▶ _ACTION ITEM_
Copy each line of the entries that contains the word "location".

▶ _Data records for software interfaces_
====
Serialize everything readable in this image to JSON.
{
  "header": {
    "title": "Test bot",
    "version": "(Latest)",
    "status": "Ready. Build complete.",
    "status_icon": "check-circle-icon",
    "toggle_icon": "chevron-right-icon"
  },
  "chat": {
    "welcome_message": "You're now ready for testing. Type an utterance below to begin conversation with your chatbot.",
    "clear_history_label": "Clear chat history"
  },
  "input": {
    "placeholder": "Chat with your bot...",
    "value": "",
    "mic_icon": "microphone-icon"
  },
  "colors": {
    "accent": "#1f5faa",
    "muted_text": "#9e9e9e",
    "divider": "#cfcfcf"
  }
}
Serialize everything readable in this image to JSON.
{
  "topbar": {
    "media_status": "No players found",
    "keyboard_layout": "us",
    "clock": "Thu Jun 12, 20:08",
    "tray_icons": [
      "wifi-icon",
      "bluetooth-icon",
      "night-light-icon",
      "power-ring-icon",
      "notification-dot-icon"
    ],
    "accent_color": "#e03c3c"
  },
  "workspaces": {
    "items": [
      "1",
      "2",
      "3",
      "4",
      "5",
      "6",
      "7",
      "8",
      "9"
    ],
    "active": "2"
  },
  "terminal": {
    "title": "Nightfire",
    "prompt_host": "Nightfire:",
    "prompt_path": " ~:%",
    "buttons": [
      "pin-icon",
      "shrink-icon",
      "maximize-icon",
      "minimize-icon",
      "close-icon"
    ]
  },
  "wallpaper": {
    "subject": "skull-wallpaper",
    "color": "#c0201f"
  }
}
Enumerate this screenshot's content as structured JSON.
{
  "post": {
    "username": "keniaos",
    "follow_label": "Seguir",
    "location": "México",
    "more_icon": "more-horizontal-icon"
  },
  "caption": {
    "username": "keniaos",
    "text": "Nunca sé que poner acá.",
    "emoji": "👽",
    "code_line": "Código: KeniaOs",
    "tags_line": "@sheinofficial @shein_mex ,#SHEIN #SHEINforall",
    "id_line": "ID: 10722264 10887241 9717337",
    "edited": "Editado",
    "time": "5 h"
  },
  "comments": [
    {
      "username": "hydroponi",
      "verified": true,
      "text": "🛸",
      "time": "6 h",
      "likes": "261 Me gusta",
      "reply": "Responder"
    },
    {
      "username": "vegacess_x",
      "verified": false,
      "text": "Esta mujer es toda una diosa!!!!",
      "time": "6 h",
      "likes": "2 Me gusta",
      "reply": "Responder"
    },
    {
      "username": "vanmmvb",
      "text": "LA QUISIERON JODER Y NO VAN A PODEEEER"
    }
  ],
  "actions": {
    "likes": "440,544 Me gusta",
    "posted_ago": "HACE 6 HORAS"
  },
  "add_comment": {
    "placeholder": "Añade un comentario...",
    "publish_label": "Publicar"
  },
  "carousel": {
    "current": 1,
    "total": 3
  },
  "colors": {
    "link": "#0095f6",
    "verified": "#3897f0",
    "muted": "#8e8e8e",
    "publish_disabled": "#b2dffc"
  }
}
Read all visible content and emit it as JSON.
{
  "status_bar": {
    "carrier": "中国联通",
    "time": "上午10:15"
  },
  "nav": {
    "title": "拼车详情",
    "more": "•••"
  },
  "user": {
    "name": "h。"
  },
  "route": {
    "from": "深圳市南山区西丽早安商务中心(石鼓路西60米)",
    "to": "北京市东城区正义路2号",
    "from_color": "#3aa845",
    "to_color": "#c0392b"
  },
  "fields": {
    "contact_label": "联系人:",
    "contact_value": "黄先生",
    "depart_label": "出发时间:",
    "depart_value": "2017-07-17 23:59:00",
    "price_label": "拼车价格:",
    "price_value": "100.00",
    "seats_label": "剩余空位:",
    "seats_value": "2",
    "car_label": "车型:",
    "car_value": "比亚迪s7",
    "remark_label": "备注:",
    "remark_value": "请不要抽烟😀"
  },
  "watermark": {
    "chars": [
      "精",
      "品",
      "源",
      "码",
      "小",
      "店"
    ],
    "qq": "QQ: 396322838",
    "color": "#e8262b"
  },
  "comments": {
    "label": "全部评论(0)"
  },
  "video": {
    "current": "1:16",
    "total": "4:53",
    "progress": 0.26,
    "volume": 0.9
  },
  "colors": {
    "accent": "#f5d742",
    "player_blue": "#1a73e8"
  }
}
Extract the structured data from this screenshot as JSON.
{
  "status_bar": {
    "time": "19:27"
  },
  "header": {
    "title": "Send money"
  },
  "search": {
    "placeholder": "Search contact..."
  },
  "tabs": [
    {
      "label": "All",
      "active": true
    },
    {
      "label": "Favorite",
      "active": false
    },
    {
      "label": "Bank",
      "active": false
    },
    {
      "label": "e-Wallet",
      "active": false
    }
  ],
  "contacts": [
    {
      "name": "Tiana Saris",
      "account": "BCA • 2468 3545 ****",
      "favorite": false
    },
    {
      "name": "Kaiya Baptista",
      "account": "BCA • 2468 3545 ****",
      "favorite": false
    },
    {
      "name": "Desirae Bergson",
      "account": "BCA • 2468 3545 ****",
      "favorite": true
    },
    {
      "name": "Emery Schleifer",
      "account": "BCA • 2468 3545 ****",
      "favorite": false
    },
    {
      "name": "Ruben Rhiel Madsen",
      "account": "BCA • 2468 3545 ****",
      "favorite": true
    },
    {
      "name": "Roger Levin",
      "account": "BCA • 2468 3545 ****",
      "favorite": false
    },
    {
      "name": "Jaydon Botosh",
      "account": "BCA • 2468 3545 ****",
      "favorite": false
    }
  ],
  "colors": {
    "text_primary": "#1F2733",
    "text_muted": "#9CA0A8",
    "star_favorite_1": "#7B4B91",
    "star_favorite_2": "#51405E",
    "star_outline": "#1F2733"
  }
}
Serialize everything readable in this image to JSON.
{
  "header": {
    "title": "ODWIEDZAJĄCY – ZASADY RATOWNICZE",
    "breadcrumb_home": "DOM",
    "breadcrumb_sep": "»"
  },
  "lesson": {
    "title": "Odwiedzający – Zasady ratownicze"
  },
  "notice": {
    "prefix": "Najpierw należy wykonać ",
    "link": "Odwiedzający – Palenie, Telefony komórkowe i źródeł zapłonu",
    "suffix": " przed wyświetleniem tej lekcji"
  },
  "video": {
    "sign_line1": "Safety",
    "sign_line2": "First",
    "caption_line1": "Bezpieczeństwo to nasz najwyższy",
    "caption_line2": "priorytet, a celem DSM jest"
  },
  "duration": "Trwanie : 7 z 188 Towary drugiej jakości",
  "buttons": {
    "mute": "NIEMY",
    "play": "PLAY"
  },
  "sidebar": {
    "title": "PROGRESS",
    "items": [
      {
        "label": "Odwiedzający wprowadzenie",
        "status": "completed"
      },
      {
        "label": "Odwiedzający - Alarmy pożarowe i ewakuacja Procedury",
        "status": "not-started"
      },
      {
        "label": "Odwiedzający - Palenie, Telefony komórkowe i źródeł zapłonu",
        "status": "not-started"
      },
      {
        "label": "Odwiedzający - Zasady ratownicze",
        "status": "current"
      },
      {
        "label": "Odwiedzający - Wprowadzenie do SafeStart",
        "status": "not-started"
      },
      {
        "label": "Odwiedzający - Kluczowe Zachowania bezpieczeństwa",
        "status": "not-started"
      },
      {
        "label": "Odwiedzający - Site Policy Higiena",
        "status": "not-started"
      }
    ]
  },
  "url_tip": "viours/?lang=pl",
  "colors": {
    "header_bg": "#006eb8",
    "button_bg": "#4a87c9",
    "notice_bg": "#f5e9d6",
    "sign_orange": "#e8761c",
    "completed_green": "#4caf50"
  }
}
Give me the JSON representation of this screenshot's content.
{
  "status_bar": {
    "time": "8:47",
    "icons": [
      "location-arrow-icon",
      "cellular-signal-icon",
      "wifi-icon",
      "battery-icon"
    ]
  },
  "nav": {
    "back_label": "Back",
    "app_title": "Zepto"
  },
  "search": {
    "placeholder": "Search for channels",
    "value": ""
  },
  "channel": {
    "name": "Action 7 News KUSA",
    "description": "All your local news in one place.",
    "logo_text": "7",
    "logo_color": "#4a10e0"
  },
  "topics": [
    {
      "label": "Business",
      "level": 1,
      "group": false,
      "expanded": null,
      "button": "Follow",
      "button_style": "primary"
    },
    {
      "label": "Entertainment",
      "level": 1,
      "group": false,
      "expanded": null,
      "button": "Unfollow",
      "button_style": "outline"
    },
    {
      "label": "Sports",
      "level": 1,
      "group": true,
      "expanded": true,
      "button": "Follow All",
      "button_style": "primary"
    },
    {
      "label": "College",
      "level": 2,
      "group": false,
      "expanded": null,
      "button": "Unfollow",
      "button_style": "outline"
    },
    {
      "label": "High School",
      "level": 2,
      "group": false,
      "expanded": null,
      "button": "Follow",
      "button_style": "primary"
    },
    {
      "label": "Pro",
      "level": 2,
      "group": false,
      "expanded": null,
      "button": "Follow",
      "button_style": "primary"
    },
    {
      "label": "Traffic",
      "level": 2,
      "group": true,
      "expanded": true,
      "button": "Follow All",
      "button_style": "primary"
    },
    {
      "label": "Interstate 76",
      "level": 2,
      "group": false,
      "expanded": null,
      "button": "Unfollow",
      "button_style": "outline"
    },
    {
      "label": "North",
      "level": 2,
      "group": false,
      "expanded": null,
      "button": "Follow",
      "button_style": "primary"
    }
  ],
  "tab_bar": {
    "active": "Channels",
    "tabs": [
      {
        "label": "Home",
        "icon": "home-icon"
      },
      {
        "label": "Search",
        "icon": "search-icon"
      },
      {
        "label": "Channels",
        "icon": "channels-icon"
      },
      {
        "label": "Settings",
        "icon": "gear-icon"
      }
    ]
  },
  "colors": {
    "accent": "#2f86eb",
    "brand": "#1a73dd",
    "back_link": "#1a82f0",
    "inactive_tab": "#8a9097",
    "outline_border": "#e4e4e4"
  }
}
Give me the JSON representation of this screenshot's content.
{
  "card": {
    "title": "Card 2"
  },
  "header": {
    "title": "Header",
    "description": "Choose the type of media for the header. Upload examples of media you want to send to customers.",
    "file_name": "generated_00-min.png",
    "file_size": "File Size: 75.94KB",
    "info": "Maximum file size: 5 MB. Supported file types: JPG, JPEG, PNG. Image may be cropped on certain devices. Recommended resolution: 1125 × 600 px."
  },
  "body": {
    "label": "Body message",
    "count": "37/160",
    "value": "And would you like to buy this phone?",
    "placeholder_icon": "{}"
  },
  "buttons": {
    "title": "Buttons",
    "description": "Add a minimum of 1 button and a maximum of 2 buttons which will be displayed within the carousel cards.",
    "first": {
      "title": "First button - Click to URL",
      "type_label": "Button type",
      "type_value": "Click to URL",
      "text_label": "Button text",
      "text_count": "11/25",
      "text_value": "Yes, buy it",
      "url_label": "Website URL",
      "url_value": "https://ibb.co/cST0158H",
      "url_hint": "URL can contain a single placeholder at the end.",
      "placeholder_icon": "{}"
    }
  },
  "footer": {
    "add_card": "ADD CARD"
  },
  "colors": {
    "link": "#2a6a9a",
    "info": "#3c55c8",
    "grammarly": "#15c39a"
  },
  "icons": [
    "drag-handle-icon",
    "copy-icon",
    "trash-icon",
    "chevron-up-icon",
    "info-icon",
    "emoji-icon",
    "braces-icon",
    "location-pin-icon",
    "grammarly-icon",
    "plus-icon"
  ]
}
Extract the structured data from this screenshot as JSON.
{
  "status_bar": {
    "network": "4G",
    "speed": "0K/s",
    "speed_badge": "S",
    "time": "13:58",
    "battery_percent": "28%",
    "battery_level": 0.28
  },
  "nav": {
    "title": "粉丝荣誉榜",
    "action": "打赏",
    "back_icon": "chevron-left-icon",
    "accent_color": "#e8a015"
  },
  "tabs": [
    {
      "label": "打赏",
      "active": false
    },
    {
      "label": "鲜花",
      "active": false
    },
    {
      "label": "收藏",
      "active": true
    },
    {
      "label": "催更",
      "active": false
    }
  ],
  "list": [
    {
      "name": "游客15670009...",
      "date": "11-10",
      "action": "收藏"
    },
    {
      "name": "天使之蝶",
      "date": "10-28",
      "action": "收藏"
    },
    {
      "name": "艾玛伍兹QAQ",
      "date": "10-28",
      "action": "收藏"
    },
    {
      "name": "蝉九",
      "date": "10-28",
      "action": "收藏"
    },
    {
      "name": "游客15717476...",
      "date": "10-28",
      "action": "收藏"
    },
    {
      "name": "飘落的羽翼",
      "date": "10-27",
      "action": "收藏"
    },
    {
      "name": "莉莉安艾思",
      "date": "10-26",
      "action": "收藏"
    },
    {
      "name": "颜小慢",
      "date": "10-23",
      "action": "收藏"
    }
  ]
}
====
▶ _SOLVED EXERCISE_
    "location": "México",
      "location-arrow-icon",
    "location-pin-icon",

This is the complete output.